- **Description of the task**:
Wherever the string "JSON" appears in the listing, copy that line.

Stored data Start Marker

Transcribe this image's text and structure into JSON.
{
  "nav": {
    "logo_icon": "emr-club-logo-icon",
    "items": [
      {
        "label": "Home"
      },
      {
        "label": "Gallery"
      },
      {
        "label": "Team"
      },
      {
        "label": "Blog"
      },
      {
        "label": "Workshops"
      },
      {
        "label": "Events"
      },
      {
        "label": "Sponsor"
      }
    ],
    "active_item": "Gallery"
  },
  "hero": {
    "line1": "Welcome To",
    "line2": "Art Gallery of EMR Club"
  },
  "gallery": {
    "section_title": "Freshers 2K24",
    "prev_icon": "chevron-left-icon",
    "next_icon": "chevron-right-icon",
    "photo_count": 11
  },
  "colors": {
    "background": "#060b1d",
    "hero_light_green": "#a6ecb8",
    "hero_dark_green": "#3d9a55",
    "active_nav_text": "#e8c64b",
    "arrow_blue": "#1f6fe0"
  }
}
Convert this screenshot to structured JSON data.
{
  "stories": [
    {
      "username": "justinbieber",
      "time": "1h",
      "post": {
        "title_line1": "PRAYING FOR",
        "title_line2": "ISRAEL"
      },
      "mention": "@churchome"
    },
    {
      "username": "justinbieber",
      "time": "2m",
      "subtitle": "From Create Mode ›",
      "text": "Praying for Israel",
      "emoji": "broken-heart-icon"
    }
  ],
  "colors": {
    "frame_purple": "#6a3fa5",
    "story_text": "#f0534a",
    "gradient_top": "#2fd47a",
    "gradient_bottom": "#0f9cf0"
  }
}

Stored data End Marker

- **Task solution**:
Transcribe this image's text and structure into JSON.
Convert this screenshot to structured JSON data.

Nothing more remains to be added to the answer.